Bulls make bold move, but Hornets are being bolder

They've managed to strip Detroit of its beloved Ben Wallace, but the Chicago Bulls can't quite claim to be the surprise team of this fledging NBA offseason.

Especially not if the Bulls complete the trade they're discussing with the New Orleans/Oklahoma City Hornets.

NBA front-office sources told ESPN.com on Monday night that the Bulls were close to shipping Tyson Chandler to the Hornets for P.J. Brown and J.R. Smith.

That would rank as the third bold move by the Hornets in the space of a week, after years of criticism endured by Hornets owner George Shinn over his reluctance to spend.

New Orleans/Oklahoma City commenced its summer makeover by offering Peja Stojakovic a five-year deal worth more than $60 million to entice the sharpshooting former All-Star to leave the Indiana Pacers. That was Saturday.

On Sunday, Shinn followed the Stojakovic coup by sanctioning a three-year commitment worth more than $15 million to Memphis Grizzlies guard Bobby Jackson.

If the Hornets and Bulls go ahead with the proposed deal, Shinn will absorb the remaining five years and $54 million on Chandler's six-year, $63 million contract signed last summer.

The venerable Brown, who turns 37 in October, has only one season left on his contract at $8 million. If the swap goes through, as multiple sources expect -- and depending on whether other players are thrown in; Chicago's Malik Allen has been mentioned as a possible add-on -- New Orleans/Oklahoma City will have committed to well over $120 million in new contracts in a matter of hours.

It would add up to the most unexpected outlay ever seen from Shinn, even more unexpected than the big contracts he awarded Baron Davis and Jamal Mashburn in the club's Charlotte days. Those moves were contract extensions. The Hornets have never been known for making offseason splashes such as these.

Yet this deal holds obvious appeal on both sides.

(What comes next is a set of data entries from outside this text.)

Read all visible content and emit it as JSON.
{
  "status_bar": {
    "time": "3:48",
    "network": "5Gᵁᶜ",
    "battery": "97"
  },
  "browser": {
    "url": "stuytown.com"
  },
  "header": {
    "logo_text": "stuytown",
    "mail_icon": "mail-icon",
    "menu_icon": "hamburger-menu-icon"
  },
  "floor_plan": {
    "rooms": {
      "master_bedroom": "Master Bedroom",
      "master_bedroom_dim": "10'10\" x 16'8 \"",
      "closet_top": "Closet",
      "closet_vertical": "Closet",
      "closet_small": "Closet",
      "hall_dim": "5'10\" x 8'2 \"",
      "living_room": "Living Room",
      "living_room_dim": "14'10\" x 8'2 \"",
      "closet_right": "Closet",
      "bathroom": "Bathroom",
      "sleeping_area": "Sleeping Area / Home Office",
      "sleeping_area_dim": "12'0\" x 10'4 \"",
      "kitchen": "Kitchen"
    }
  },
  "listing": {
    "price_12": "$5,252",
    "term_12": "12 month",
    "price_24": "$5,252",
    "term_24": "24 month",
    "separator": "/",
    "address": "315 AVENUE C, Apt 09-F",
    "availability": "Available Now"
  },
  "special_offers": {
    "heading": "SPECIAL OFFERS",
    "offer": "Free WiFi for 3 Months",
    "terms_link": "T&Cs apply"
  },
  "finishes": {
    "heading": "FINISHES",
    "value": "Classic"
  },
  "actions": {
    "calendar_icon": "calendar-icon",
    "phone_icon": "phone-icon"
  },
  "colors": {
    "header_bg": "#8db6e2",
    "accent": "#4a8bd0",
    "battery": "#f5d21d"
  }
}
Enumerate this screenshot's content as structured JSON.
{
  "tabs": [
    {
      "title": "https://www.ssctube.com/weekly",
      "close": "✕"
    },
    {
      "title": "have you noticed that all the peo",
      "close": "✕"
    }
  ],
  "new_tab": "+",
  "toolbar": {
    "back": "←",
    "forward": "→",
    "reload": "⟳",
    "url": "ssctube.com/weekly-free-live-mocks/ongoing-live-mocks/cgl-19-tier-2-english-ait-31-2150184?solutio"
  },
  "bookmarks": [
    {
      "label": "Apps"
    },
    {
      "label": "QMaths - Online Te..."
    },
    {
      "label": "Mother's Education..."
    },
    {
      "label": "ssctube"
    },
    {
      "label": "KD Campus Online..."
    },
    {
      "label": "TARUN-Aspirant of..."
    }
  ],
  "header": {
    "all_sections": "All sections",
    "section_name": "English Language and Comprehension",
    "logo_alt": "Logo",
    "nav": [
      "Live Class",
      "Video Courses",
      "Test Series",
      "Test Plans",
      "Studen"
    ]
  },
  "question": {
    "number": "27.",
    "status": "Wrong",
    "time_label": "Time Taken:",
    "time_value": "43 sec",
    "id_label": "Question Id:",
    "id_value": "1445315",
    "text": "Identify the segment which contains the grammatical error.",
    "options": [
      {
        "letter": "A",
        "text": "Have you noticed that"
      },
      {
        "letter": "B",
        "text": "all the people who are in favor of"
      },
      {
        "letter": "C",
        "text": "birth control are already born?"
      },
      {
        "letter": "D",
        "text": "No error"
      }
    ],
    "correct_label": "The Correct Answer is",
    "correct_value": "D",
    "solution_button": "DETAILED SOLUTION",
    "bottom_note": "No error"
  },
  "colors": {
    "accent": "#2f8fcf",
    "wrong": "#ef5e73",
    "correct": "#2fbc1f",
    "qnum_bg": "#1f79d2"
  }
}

Hornets coach Byron Scott, himself the recipient of a three-year contract extension just before the draft, wants to play an up-tempo game and will inevitably see the more athletic Chandler, at 7-foot-1 and turning 24 in October, as a better fit than Brown alongside Rookie of the Year point guard Chris Paul, Stojakovic and power forward David West.

The trade makes even more sense for the Bulls. They are unlikely to play two non-scorers together (Chandler and Wallace), and moving out Chandler's expensive contract for Brown's expiring deal will make it easier to absorb Wallace's four-year package, which is believed to be worth $60 million.

Brown, furthermore, is regarded as one of the best locker-room influences in the league and, along with Wallace, would provide legitimate size ... as well as the veteran know-how lacking in Chicago since the breakup of Michael Jordan's Bulls after their sixth and final championship in 1998.

The teams can't officially consummate a trade before July 12 and, as of late Monday night, they had not verbally agreed to the exchange. But the sides, according to various sources, were closing in on the stage of verbal agreement, with Shinn apparently prepared to sanction another long-term expenditure and the Bulls knowing they're unlikely to get a player in return for Chandler who helps them in as many ways as Brown.

Marc Stein is the senior NBA writer for ESPN.com. To e-mail him, click here.